GREAT BAY (DCOMM):--- November 14 was World Diabetes Day under the theme: “Eyes on Diabetes,” said Collective Prevention Services (CPS), a department of the Ministry of Public Health, Social Development and Labour.
The theme globally promoted promoting the importance of screening to ensure early diagnosis of type 2 diabetes (formerly called non-insulin-dependent or adult onset diabetes caused by the body’s failure ineffective use of insulin often resulting from excess body weight and physical inactivity) and treatment to reduce the risk of serious complications.
Diabetes is a leading cause of poor eyesight and blindness worldwide. The disease shortens lives, and if not managed properly can cause complications such as amputations, strokes or kidney failures.
A study that was carried out during the 8th Annual Lion Rudy Hoeve Health & Wellness Fair in March 2016 by the Diabetes Foundation of St. Maarten tested 403 persons on glucose levels, hypertension, cholesterol and body mass index (BMI). Of the 403 persons, 128 were male of which 23 were diabetics and 275 were females of which 48 were diabetics.
The results of the testing revealed 61.9 per cent of the rest group known diabetics is not well regulated; 69.6 percent of the test group of male known diabetics and 43.7 per cent of the female test group of known diabetics has hypertension.
73.2 per cent of the group of diabetics has an unhealthy BMI; 21.6 per cent of the supposed non-diabetic group is, according to the readings, are possible diabetic; 61 percent of the test group male supposed non-diabetics and 57.1 per cent of females has hypertension; 73.2 per cent supposed non-diabetics an unhealthy BMI; 25.1 percent has no health insurance; 61 percent non-diabetic males and 63 per cent of females exercise at least once a week; 70 percent of diabetic males and 73 per cent of diabetic females exercise at least once a week; and 32.4 percent of diabetics and 26.4 percent of non-diabetics have a too high cholesterol level.
The overall general problems for known diabetics are hypertension, unhealthy BMI, hidden probable diabetics, lack of health insurance and high cholesterol levels.
The Pan American Health Organization (PAHO)/World Health Organization (WHO) stresses the need for support policies that promote healthy eating, physical activity and maintaining a healthy body weight to prevent type 2 diabetes.
Obesity and diabetes are affecting the people of the Americas at high and increasing rates.

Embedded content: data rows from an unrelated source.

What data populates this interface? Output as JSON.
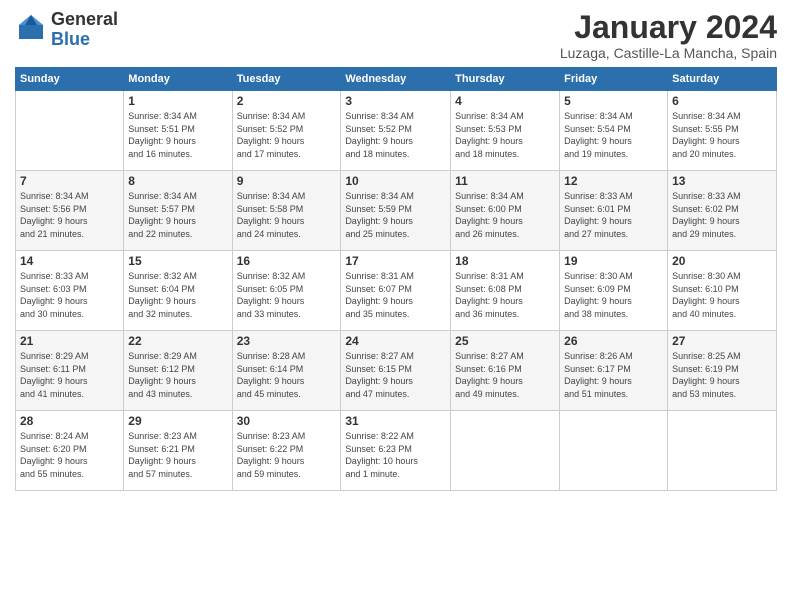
{
  "logo": {
    "general": "General",
    "blue": "Blue"
  },
  "header": {
    "title": "January 2024",
    "location": "Luzaga, Castille-La Mancha, Spain"
  },
  "weekdays": [
    "Sunday",
    "Monday",
    "Tuesday",
    "Wednesday",
    "Thursday",
    "Friday",
    "Saturday"
  ],
  "weeks": [
    [
      {
        "day": "",
        "info": ""
      },
      {
        "day": "1",
        "info": "Sunrise: 8:34 AM\nSunset: 5:51 PM\nDaylight: 9 hours\nand 16 minutes."
      },
      {
        "day": "2",
        "info": "Sunrise: 8:34 AM\nSunset: 5:52 PM\nDaylight: 9 hours\nand 17 minutes."
      },
      {
        "day": "3",
        "info": "Sunrise: 8:34 AM\nSunset: 5:52 PM\nDaylight: 9 hours\nand 18 minutes."
      },
      {
        "day": "4",
        "info": "Sunrise: 8:34 AM\nSunset: 5:53 PM\nDaylight: 9 hours\nand 18 minutes."
      },
      {
        "day": "5",
        "info": "Sunrise: 8:34 AM\nSunset: 5:54 PM\nDaylight: 9 hours\nand 19 minutes."
      },
      {
        "day": "6",
        "info": "Sunrise: 8:34 AM\nSunset: 5:55 PM\nDaylight: 9 hours\nand 20 minutes."
      }
    ],
    [
      {
        "day": "7",
        "info": "Sunrise: 8:34 AM\nSunset: 5:56 PM\nDaylight: 9 hours\nand 21 minutes."
      },
      {
        "day": "8",
        "info": "Sunrise: 8:34 AM\nSunset: 5:57 PM\nDaylight: 9 hours\nand 22 minutes."
      },
      {
        "day": "9",
        "info": "Sunrise: 8:34 AM\nSunset: 5:58 PM\nDaylight: 9 hours\nand 24 minutes."
      },
      {
        "day": "10",
        "info": "Sunrise: 8:34 AM\nSunset: 5:59 PM\nDaylight: 9 hours\nand 25 minutes."
      },
      {
        "day": "11",
        "info": "Sunrise: 8:34 AM\nSunset: 6:00 PM\nDaylight: 9 hours\nand 26 minutes."
      },
      {
        "day": "12",
        "info": "Sunrise: 8:33 AM\nSunset: 6:01 PM\nDaylight: 9 hours\nand 27 minutes."
      },
      {
        "day": "13",
        "info": "Sunrise: 8:33 AM\nSunset: 6:02 PM\nDaylight: 9 hours\nand 29 minutes."
      }
    ],
    [
      {
        "day": "14",
        "info": "Sunrise: 8:33 AM\nSunset: 6:03 PM\nDaylight: 9 hours\nand 30 minutes."
      },
      {
        "day": "15",
        "info": "Sunrise: 8:32 AM\nSunset: 6:04 PM\nDaylight: 9 hours\nand 32 minutes."
      },
      {
        "day": "16",
        "info": "Sunrise: 8:32 AM\nSunset: 6:05 PM\nDaylight: 9 hours\nand 33 minutes."
      },
      {
        "day": "17",
        "info": "Sunrise: 8:31 AM\nSunset: 6:07 PM\nDaylight: 9 hours\nand 35 minutes."
      },
      {
        "day": "18",
        "info": "Sunrise: 8:31 AM\nSunset: 6:08 PM\nDaylight: 9 hours\nand 36 minutes."
      },
      {
        "day": "19",
        "info": "Sunrise: 8:30 AM\nSunset: 6:09 PM\nDaylight: 9 hours\nand 38 minutes."
      },
      {
        "day": "20",
        "info": "Sunrise: 8:30 AM\nSunset: 6:10 PM\nDaylight: 9 hours\nand 40 minutes."
      }
    ],
    [
      {
        "day": "21",
        "info": "Sunrise: 8:29 AM\nSunset: 6:11 PM\nDaylight: 9 hours\nand 41 minutes."
      },
      {
        "day": "22",
        "info": "Sunrise: 8:29 AM\nSunset: 6:12 PM\nDaylight: 9 hours\nand 43 minutes."
      },
      {
        "day": "23",
        "info": "Sunrise: 8:28 AM\nSunset: 6:14 PM\nDaylight: 9 hours\nand 45 minutes."
      },
      {
        "day": "24",
        "info": "Sunrise: 8:27 AM\nSunset: 6:15 PM\nDaylight: 9 hours\nand 47 minutes."
      },
      {
        "day": "25",
        "info": "Sunrise: 8:27 AM\nSunset: 6:16 PM\nDaylight: 9 hours\nand 49 minutes."
      },
      {
        "day": "26",
        "info": "Sunrise: 8:26 AM\nSunset: 6:17 PM\nDaylight: 9 hours\nand 51 minutes."
      },
      {
        "day": "27",
        "info": "Sunrise: 8:25 AM\nSunset: 6:19 PM\nDaylight: 9 hours\nand 53 minutes."
      }
    ],
    [
      {
        "day": "28",
        "info": "Sunrise: 8:24 AM\nSunset: 6:20 PM\nDaylight: 9 hours\nand 55 minutes."
      },
      {
        "day": "29",
        "info": "Sunrise: 8:23 AM\nSunset: 6:21 PM\nDaylight: 9 hours\nand 57 minutes."
      },
      {
        "day": "30",
        "info": "Sunrise: 8:23 AM\nSunset: 6:22 PM\nDaylight: 9 hours\nand 59 minutes."
      },
      {
        "day": "31",
        "info": "Sunrise: 8:22 AM\nSunset: 6:23 PM\nDaylight: 10 hours\nand 1 minute."
      },
      {
        "day": "",
        "info": ""
      },
      {
        "day": "",
        "info": ""
      },
      {
        "day": "",
        "info": ""
      }
    ]
  ]
}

According to PAHO, national surveys demonstrates that obesity is increasing in prevalence among all age groups; seven to 12 of children under five years old and one-fifth of adolescents are obese, while rates of overweight and obesity among adults approach 60 percent.
The global rate of diabetes has nearly quadrupled since 1980, with some 422 million adults living with diabetes as of 2014.
Obesity is a major modifiable risk factor for diabetes. The estimated number of people with diabetes in the Americas is expected to increase by 45 percent from 62.8 million in 2010 to 91.1 million by 2030.
Diabetes and obesity are no longer ‘diseases of affluence,’ and disproportionately affect the poor and the less educated of the Region.
The obesity epidemic, which is linked to the rise in diabetes, is largely driven by the twin trends of changing dietary patterns and decreasing physical activity.
Most countries in the Americas are experiencing a shift in dietary patterns toward increased consumption of energy-dense foods, rich in saturated fat, sugars, and salt.
This pattern, coupled with the fact that 30 to 60% of the population does not meet minimum recommended levels of physical activity (e.g., 30 minutes walking per day) contribute in large part to the high rates of overweight persons and obesity in the Region.
Adults are considered overweight if they have a BMI between 25 kg/m2 and 29.9 Kg/m2 and considered obese if their BMI is above 30 Kg/m2.
Research has demonstrated a strong and consistent link between obesity and diabetes; increases in BMI are associated with increased risk for diabetes and abdominal obesity has emerged as a strong predictor of diabetes.
Environmental changes are the major contributors to the aforementioned changes in diet and physical activity patterns.
CPS is urging the populace to take note of the aforementioned information and strive to take increment steps towards a healthy lifestyle exercise regularly, eat healthy, minimize your salt and sugar intake, drink water, rest, consult your general practitioner and monitor the physical and biological changes.
For more information about diabetes and obesity, consult your general practitioner or contact the Diabetes Foundation of St. Maarten.